───── Extracted material ─────

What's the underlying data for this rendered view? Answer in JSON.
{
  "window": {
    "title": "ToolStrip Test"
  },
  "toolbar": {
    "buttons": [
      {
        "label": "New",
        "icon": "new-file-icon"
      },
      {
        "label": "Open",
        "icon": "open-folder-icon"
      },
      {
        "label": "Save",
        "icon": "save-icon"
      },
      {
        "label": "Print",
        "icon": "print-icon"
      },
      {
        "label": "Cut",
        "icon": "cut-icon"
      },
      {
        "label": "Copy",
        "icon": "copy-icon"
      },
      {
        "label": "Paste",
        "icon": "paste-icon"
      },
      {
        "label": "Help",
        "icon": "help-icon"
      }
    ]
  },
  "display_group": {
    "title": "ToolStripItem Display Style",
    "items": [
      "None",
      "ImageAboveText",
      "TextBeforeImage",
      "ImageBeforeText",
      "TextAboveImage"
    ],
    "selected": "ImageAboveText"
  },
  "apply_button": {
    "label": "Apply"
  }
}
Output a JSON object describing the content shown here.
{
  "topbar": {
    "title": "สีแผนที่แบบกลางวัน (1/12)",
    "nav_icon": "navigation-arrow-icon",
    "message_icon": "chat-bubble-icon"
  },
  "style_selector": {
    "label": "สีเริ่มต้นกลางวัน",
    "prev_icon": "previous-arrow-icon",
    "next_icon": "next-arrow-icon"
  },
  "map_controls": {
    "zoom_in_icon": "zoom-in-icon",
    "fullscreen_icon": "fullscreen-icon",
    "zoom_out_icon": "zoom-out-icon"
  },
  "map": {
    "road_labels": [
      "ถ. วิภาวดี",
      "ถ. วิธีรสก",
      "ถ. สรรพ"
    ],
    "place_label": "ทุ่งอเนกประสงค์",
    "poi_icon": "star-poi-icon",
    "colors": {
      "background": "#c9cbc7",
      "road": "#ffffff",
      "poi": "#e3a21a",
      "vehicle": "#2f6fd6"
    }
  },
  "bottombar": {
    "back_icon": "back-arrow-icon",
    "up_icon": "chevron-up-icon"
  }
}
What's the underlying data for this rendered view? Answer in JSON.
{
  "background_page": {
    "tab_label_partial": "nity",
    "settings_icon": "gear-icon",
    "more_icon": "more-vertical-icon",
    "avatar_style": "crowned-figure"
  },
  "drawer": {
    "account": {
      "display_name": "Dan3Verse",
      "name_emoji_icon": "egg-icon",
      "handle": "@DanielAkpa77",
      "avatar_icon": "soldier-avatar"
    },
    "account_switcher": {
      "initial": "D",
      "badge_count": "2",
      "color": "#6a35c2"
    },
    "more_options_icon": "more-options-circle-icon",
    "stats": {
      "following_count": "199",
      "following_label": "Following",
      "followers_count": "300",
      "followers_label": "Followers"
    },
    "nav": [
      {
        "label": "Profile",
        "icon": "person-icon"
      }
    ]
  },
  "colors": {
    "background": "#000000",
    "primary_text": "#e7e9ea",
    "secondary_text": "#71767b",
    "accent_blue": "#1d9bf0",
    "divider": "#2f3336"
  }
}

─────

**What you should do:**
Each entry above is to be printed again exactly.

**Response:**
What's the underlying data for this rendered view? Answer in JSON.
{
  "window": {
    "title": "ToolStrip Test"
  },
  "toolbar": {
    "buttons": [
      {
        "label": "New",
        "icon": "new-file-icon"
      },
      {
        "label": "Open",
        "icon": "open-folder-icon"
      },
      {
        "label": "Save",
        "icon": "save-icon"
      },
      {
        "label": "Print",
        "icon": "print-icon"
      },
      {
        "label": "Cut",
        "icon": "cut-icon"
      },
      {
        "label": "Copy",
        "icon": "copy-icon"
      },
      {
        "label": "Paste",
        "icon": "paste-icon"
      },
      {
        "label": "Help",
        "icon": "help-icon"
      }
    ]
  },
  "display_group": {
    "title": "ToolStripItem Display Style",
    "items": [
      "None",
      "ImageAboveText",
      "TextBeforeImage",
      "ImageBeforeText",
      "TextAboveImage"
    ],
    "selected": "ImageAboveText"
  },
  "apply_button": {
    "label": "Apply"
  }
}
Output a JSON object describing the content shown here.
{
  "topbar": {
    "title": "สีแผนที่แบบกลางวัน (1/12)",
    "nav_icon": "navigation-arrow-icon",
    "message_icon": "chat-bubble-icon"
  },
  "style_selector": {
    "label": "สีเริ่มต้นกลางวัน",
    "prev_icon": "previous-arrow-icon",
    "next_icon": "next-arrow-icon"
  },
  "map_controls": {
    "zoom_in_icon": "zoom-in-icon",
    "fullscreen_icon": "fullscreen-icon",
    "zoom_out_icon": "zoom-out-icon"
  },
  "map": {
    "road_labels": [
      "ถ. วิภาวดี",
      "ถ. วิธีรสก",
      "ถ. สรรพ"
    ],
    "place_label": "ทุ่งอเนกประสงค์",
    "poi_icon": "star-poi-icon",
    "colors": {
      "background": "#c9cbc7",
      "road": "#ffffff",
      "poi": "#e3a21a",
      "vehicle": "#2f6fd6"
    }
  },
  "bottombar": {
    "back_icon": "back-arrow-icon",
    "up_icon": "chevron-up-icon"
  }
}
What's the underlying data for this rendered view? Answer in JSON.
{
  "background_page": {
    "tab_label_partial": "nity",
    "settings_icon": "gear-icon",
    "more_icon": "more-vertical-icon",
    "avatar_style": "crowned-figure"
  },
  "drawer": {
    "account": {
      "display_name": "Dan3Verse",
      "name_emoji_icon": "egg-icon",
      "handle": "@DanielAkpa77",
      "avatar_icon": "soldier-avatar"
    },
    "account_switcher": {
      "initial": "D",
      "badge_count": "2",
      "color": "#6a35c2"
    },
    "more_options_icon": "more-options-circle-icon",
    "stats": {
      "following_count": "199",
      "following_label": "Following",
      "followers_count": "300",
      "followers_label": "Followers"
    },
    "nav": [
      {
        "label": "Profile",
        "icon": "person-icon"
      }
    ]
  },
  "colors": {
    "background": "#000000",
    "primary_text": "#e7e9ea",
    "secondary_text": "#71767b",
    "accent_blue": "#1d9bf0",
    "divider": "#2f3336"
  }
}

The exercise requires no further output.